**Materials provided:**
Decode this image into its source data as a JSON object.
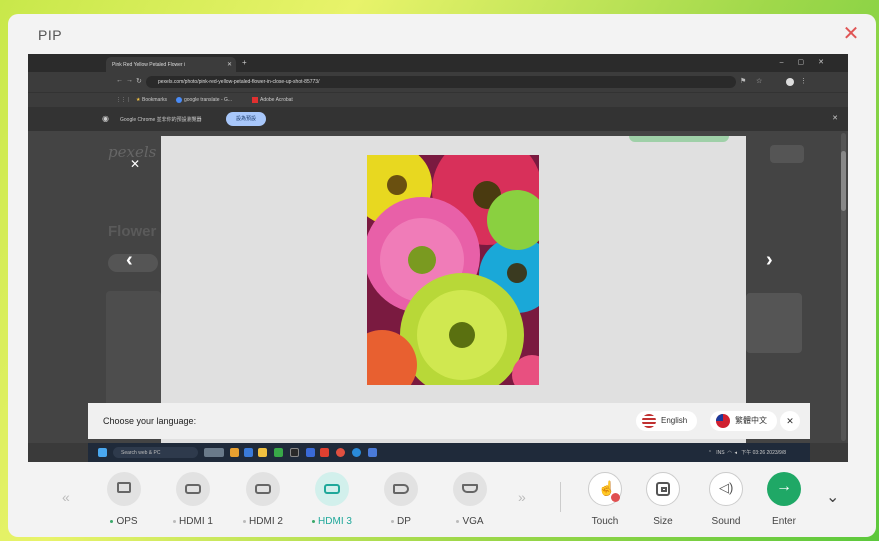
{
  "window": {
    "title": "PIP",
    "close_icon": "close-icon",
    "accent": "#e05555"
  },
  "browser": {
    "tab_title": "Pink Red Yellow Petaled Flower i",
    "url": "pexels.com/photo/pink-red-yellow-petaled-flower-in-close-up-shot-85773/",
    "bookmarks": [
      "Bookmarks",
      "google translate - G...",
      "Adobe Acrobat"
    ],
    "infobar_text": "Google Chrome 並非你的預設瀏覽器",
    "infobar_button": "設為預設"
  },
  "page": {
    "logo": "pexels",
    "heading": "Flower"
  },
  "language_bar": {
    "prompt": "Choose your language:",
    "options": [
      "English",
      "繁體中文"
    ]
  },
  "taskbar": {
    "search": "Search web & PC",
    "status": "INS",
    "time": "下午 03:26",
    "date": "2023/9/8"
  },
  "sources": [
    {
      "label": "OPS",
      "icon": "monitor-icon",
      "active": false,
      "dot": true
    },
    {
      "label": "HDMI 1",
      "icon": "hdmi-icon",
      "active": false,
      "dot": false
    },
    {
      "label": "HDMI 2",
      "icon": "hdmi-icon",
      "active": false,
      "dot": false
    },
    {
      "label": "HDMI 3",
      "icon": "hdmi-icon",
      "active": true,
      "dot": true
    },
    {
      "label": "DP",
      "icon": "dp-icon",
      "active": false,
      "dot": false
    },
    {
      "label": "VGA",
      "icon": "vga-icon",
      "active": false,
      "dot": false
    }
  ],
  "controls": [
    {
      "label": "Touch",
      "icon": "touch-icon"
    },
    {
      "label": "Size",
      "icon": "size-icon"
    },
    {
      "label": "Sound",
      "icon": "sound-icon"
    },
    {
      "label": "Enter",
      "icon": "enter-icon"
    }
  ],
  "colors": {
    "active_source": "#1fa89a",
    "enter": "#1fa866",
    "status_dot": "#3aa86a"
  }
}
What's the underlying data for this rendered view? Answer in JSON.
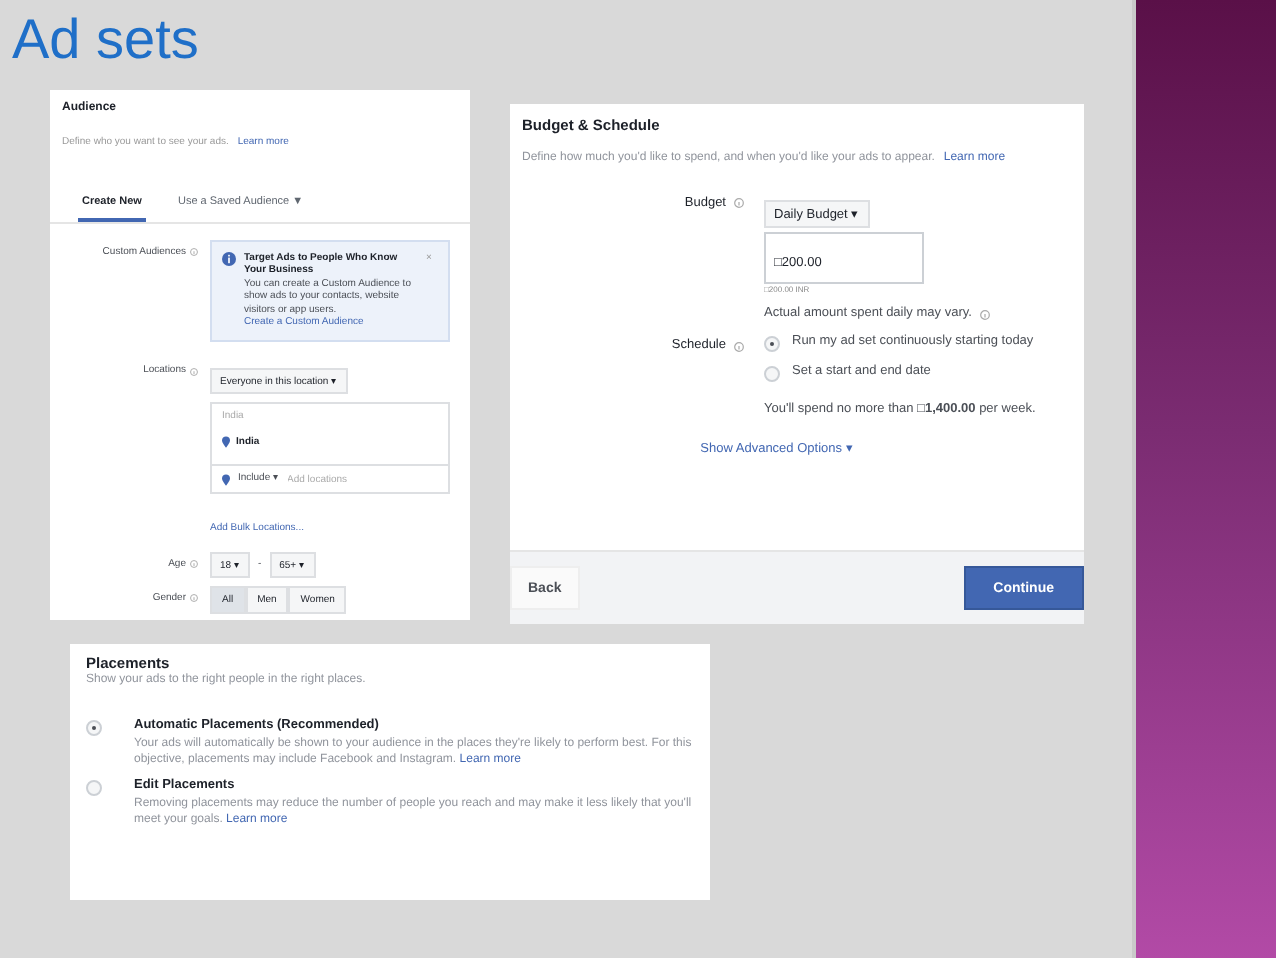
{
  "slide_title": "Ad sets",
  "audience": {
    "title": "Audience",
    "subtitle": "Define who you want to see your ads.",
    "subtitle_link": "Learn more",
    "tabs": [
      {
        "label": "Create New",
        "selected": true
      },
      {
        "label": "Use a Saved Audience ▼",
        "selected": false
      }
    ],
    "custom_audiences": {
      "label": "Custom Audiences",
      "notice_title": "Target Ads to People Who Know Your Business",
      "notice_body": "You can create a Custom Audience to show ads to your contacts, website visitors or app users.",
      "notice_link": "Create a Custom Audience",
      "close": "×"
    },
    "locations": {
      "label": "Locations",
      "dropdown": "Everyone in this location ▾",
      "search_hint": "India",
      "location": "India",
      "include": "Include ▾",
      "placeholder": "Add locations",
      "bulk_link": "Add Bulk Locations..."
    },
    "age": {
      "label": "Age",
      "from": "18 ▾",
      "dash": "-",
      "to": "65+ ▾"
    },
    "gender": {
      "label": "Gender",
      "options": [
        {
          "label": "All",
          "selected": true
        },
        {
          "label": "Men",
          "selected": false
        },
        {
          "label": "Women",
          "selected": false
        }
      ]
    }
  },
  "budget": {
    "title": "Budget & Schedule",
    "subtitle": "Define how much you'd like to spend, and when you'd like your ads to appear.",
    "subtitle_link": "Learn more",
    "budget_label": "Budget",
    "budget_type": "Daily Budget ▾",
    "amount": "□200.00",
    "amount_note": "□200.00 INR",
    "note": "Actual amount spent daily may vary.",
    "schedule_label": "Schedule",
    "schedule_options": [
      {
        "label": "Run my ad set continuously starting today",
        "selected": true
      },
      {
        "label": "Set a start and end date",
        "selected": false
      }
    ],
    "spend_note": "You'll spend no more than **□1,400.00** per week.",
    "advanced": "Show Advanced Options ▾",
    "back": "Back",
    "continue": "Continue"
  },
  "placements": {
    "title": "Placements",
    "subtitle": "Show your ads to the right people in the right places.",
    "options": [
      {
        "label": "Automatic Placements (Recommended)",
        "selected": true,
        "description": "Your ads will automatically be shown to your audience in the places they're likely to perform best. For this objective, placements may include Facebook and Instagram.",
        "link": "Learn more"
      },
      {
        "label": "Edit Placements",
        "selected": false,
        "description": "Removing placements may reduce the number of people you reach and may make it less likely that you'll meet your goals.",
        "link": "Learn more"
      }
    ]
  }
}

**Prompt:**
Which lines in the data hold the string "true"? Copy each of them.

**Your response:**
      "dot": true
      "active": true,
      "dot": true
        "selected": true
          "selected": true
        "selected": true
        "selected": true,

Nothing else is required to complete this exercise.